This ancient Confession of Sins is used in the Waldensian Church, both in the Valleys and in Italy. It is repeated in all the various branches of the Church of Holland and of the Church of the Huguenots, both in the Old World and in the New. It stands in all the Swiss, all the French, all the Rhineland Liturgies to this day. For almost four hundred years this Confession has been on the lips and in the heart of the Reformed Church all over the world.

The " General Confession " in the Anglican Communion Service, which appears in the first Prayerbook of Edward VI. (1549), is closely akin to the Reformation Confession of Sins, especially in the form given below, in which it appears in the document known as “Hermann's Consultation." The General Confession in the Morning and Evening Services of the Church of England is drawn, like much else in the Prayer-book, from Presbyterian sources. It comes from Calvin's Service-book of 1545 through the liturgies of Pollanus and Alasco. Comp. (Bannerman, Worship of the Presbyterian Churchy pp. 79, 80, and 1 1 3- 1 1 9, with the references there given. )

II. The Confession of Sins in "Hermann's Consultation," ed. 1545.

" How the Lord's Supper is to be celebrated.''

"When the people are gathered together for this action as it is in accordance with true piety that, as often as we appear before God in his Church, we should before all things acknowledge and confess our sins, and pray for forgiveness ; let the minister who is to dispense the Lord's Supper, when he comes to the altar, make confession in the name of the whole Church, and that in the German tongue, so that all may understand, after this manner :
Almighty, Everlasting God, the Father of our Lord Jesus Christ, Maker of all things, Judge of all men, we acknowledge and lament that we were conceived and born in sins, and so are prone to all evil and averse to all that is truly good. We have transgressed your holy commandments without measure and without end,through contempt of you and of your Word, through distrust of your help and trust in ourselves and in worldly things, through evil impulses and actions, whereby we have most grievously offended against your Divine Majesty and against our fellows. We have thus more and more buried ourselves and lost ourselves even unto death eternal. This grieves us to the very heart ; and we pray that you would forgive us for all the things in which we have sinned against you. We plead for your help against the sin that dwells in us, and against Satan who ever stirs it up. Save us from sinning further against you. Cover all our iniquities with the righteousness of your Son. Subdue them in us by your Spirit, and cleanse us thoroughly from them in the end.
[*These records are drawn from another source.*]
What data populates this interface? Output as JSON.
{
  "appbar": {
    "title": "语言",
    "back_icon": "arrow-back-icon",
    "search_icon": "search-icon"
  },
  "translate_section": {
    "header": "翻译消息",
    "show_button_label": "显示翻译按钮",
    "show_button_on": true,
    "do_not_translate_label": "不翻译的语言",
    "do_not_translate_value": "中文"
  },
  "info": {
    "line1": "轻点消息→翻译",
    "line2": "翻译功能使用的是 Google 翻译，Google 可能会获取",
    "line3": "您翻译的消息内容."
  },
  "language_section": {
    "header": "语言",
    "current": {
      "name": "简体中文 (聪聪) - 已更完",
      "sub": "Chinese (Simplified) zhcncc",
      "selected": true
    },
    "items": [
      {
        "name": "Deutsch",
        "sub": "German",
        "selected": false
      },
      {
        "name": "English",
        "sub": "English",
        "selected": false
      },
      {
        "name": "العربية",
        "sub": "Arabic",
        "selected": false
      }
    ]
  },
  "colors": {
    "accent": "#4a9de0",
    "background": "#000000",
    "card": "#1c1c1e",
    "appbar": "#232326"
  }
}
Have mercy upon us, O most good and merciful Father, for yourSon our Lord Jesus Christ's sake.

Grant unto us, and increase in us, your Holy Spirit, that he may teach us inwardly and truly to acknowledge our sins, to mourn over them with lively [active] repentance, and to receive and hold fast, with a true faith, the forgiveness of them in Christ our Lord, so that, dying daily more and more to sin, we may serve and please you in newness of life, to the glory of your name, and the profit of your Church.

These things we acknowledge that you justly require of us, therefore we desire to do them. Be pleased, O you our Heavenly Father, who has given us this desire, to grant also that we be diligent to do with our whole heart those things which pertain to our salvation, through Jesus Christ our Lord. Amen."

No comments:

Post a Comment